We will be alone in our lives a lot. Let the kids learn to be their own source of entertainment. The last thing we need is to have more kids needing to be amused and looking for attention. That’s how you get a Kardashian.

seabot on

Anonymous, you are completely incorrect. Cosleeping *IS* recommended by professionals, assuming you do it safely and it’s a mutual agreement with both spouses. It’s been proven to promote bonding and independence. And it’s only unsafe when not done correctly.

seabot on

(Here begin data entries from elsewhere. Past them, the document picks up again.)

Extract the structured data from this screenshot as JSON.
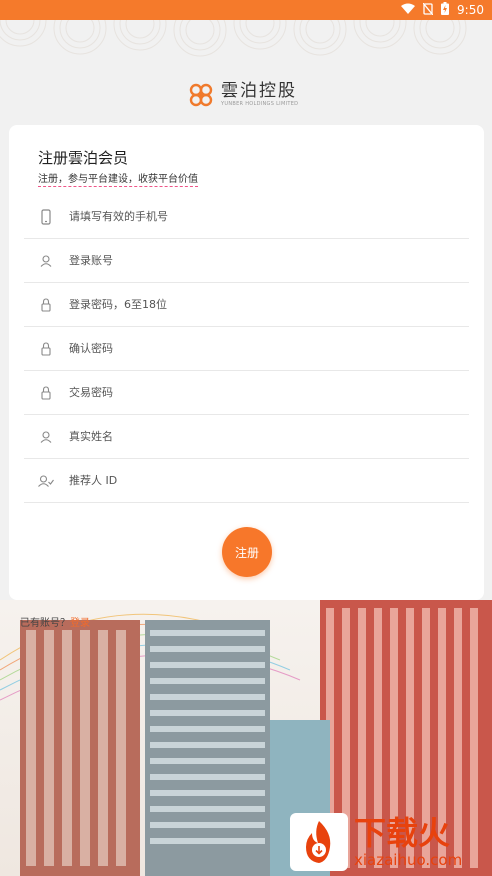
{
  "status_bar": {
    "time": "9:50"
  },
  "logo": {
    "name_cn": "雲泊控股",
    "name_en": "YUNBER HOLDINGS LIMITED"
  },
  "form": {
    "title": "注册雲泊会员",
    "subtitle": "注册，参与平台建设，收获平台价值",
    "fields": [
      {
        "placeholder": "请填写有效的手机号",
        "icon": "phone-icon"
      },
      {
        "placeholder": "登录账号",
        "icon": "user-icon"
      },
      {
        "placeholder": "登录密码，6至18位",
        "icon": "lock-icon"
      },
      {
        "placeholder": "确认密码",
        "icon": "lock-icon"
      },
      {
        "placeholder": "交易密码",
        "icon": "lock-icon"
      },
      {
        "placeholder": "真实姓名",
        "icon": "user-icon"
      },
      {
        "placeholder": "推荐人 ID",
        "icon": "user-check-icon"
      }
    ],
    "register_label": "注册"
  },
  "login_prompt": {
    "text": "已有账号？",
    "link": "登录"
  },
  "watermark": {
    "cn": "下载火",
    "en": "xiazaihuo.com"
  },
  "colors": {
    "accent": "#f7772a",
    "status_bar": "#f57a2b"
  }
}
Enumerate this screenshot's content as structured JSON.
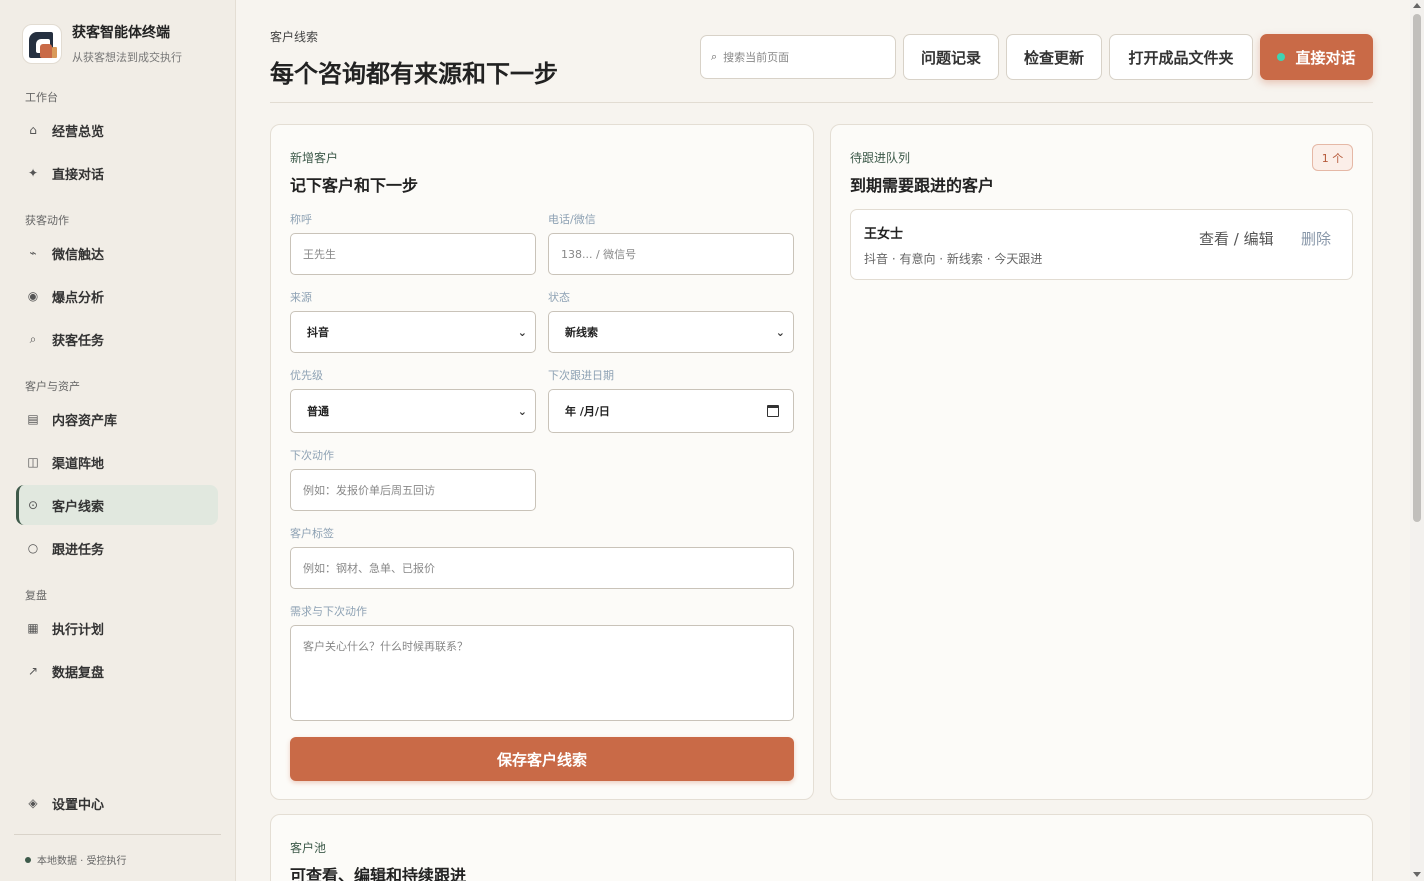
{
  "brand": {
    "title": "获客智能体终端",
    "subtitle": "从获客想法到成交执行"
  },
  "sidebar": {
    "sections": [
      "工作台",
      "获客动作",
      "客户与资产",
      "复盘"
    ],
    "items": [
      {
        "label": "经营总览",
        "icon": "home-icon"
      },
      {
        "label": "直接对话",
        "icon": "sparkle-icon"
      },
      {
        "label": "微信触达",
        "icon": "wave-icon"
      },
      {
        "label": "爆点分析",
        "icon": "target-icon"
      },
      {
        "label": "获客任务",
        "icon": "search-icon"
      },
      {
        "label": "内容资产库",
        "icon": "list-icon"
      },
      {
        "label": "渠道阵地",
        "icon": "columns-icon"
      },
      {
        "label": "客户线索",
        "icon": "dot-circle-icon"
      },
      {
        "label": "跟进任务",
        "icon": "circle-icon"
      },
      {
        "label": "执行计划",
        "icon": "grid-icon"
      },
      {
        "label": "数据复盘",
        "icon": "trend-icon"
      },
      {
        "label": "设置中心",
        "icon": "diamond-icon"
      }
    ],
    "active": "客户线索",
    "footer": "本地数据 · 受控执行"
  },
  "header": {
    "eyebrow": "客户线索",
    "title": "每个咨询都有来源和下一步",
    "search_placeholder": "搜索当前页面",
    "buttons": [
      "问题记录",
      "检查更新",
      "打开成品文件夹",
      "直接对话"
    ]
  },
  "form": {
    "eyebrow": "新增客户",
    "title": "记下客户和下一步",
    "fields": {
      "name": {
        "label": "称呼",
        "placeholder": "王先生"
      },
      "phone": {
        "label": "电话/微信",
        "placeholder": "138... / 微信号"
      },
      "source": {
        "label": "来源",
        "value": "抖音"
      },
      "status": {
        "label": "状态",
        "value": "新线索"
      },
      "priority": {
        "label": "优先级",
        "value": "普通"
      },
      "next_date": {
        "label": "下次跟进日期",
        "value": "年 /月/日"
      },
      "next_action": {
        "label": "下次动作",
        "placeholder": "例如：发报价单后周五回访"
      },
      "tags": {
        "label": "客户标签",
        "placeholder": "例如：钢材、急单、已报价"
      },
      "needs": {
        "label": "需求与下次动作",
        "placeholder": "客户关心什么？什么时候再联系？"
      }
    },
    "submit": "保存客户线索"
  },
  "queue": {
    "eyebrow": "待跟进队列",
    "title": "到期需要跟进的客户",
    "count": "1 个",
    "items": [
      {
        "name": "王女士",
        "meta": "抖音 · 有意向 · 新线索 · 今天跟进",
        "edit": "查看 / 编辑",
        "delete": "删除"
      }
    ]
  },
  "pool": {
    "eyebrow": "客户池",
    "title": "可查看、编辑和持续跟进"
  },
  "colors": {
    "accent": "#c96a47",
    "green": "#3d5a4a",
    "online": "#3fd3b2"
  }
}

And Kestrel, how did you get that this means the children aren’t/won’t ever be on their own? I got to listen to plenty of tea parties in the other room with my now 7-year-old daughter. Cosleeping didn’t eliminate that. You said it yourself – there’s time for both things. Calling another person’s parenting choice “asinine” is pretty cruel on your part.

liltexan on

I would for an agency which protects children and I have to STRONGLY discourage co-sleeping. I have witnessed countless cases in which a Mom who is co-sleeping with an infant has rolled over on and smothered the baby. This is a very DANGEROUS practice and I cannot stress enough how important it is for babies to be in their on sleep space without blankets, pillow or toys.

kristina on

Anyone who is a parent has no right to judge her. There is a way to co sleep and have it be safe. I also agree with her on the no cry it out method. I don’t like it and never did it with my child. She has a good approach to parenting in my books!

seabot on

liltexan, then your agency is incredibly negligent in reporting these incidents, because there are very, very few recorded incidents of a parent rolling onto a baby unless drugs or alcohol are involved.

Deborah on

I co sleep with my boys…and it’s safe if you and your husband are light sleepers. I put my babies on their sleeping pad with sides and position it near my headboard/head area. WE all slept better and stayed asleep longer.

Laurie on her way.

Dee on

We co-slept with our first baby and once our twins came along we said “never again”. As much as I love my children, my bed is for me and my hubby, and an occasional sick or scared kid, but I would never co sleep again. I didn’t sleep well, My marriage suffered, and quite honestly our baby started sleeping better once he was in his own bed. To each their own, but it’s definitely not for me!

Ariel on

Love this article.

Pam on

Co-sleeping is nothing new. Years ago many parents co-sleep with their kids as long as keep it safe.

Anonymous on

I think it’s important to keep culture differences in mind here, too. Milla is from the Ukraine originally and they likely have a slightly different way of child-rearing than we have here in the U.S.! 🙂

Anonymous on

Um her old daughter is 7 years old kinda little old co-sleeping with her parents.

mypiecesandbits on

Man, the mommy wars really are never going to stop are they? There really is a simple solution here. If you agree with co-sleeping and it works for you, do it. If you disagree with the practice, don’t. There is no need to verbally bash other women, call each other names, and be mean. Just accept that everyone is going to feel something different. I’m not right and you’re not wrong, its whatever works for each individual person.

Bee on

Having the baby in the bedroom, absolutely. Having the baby in the bed?? Bad idea.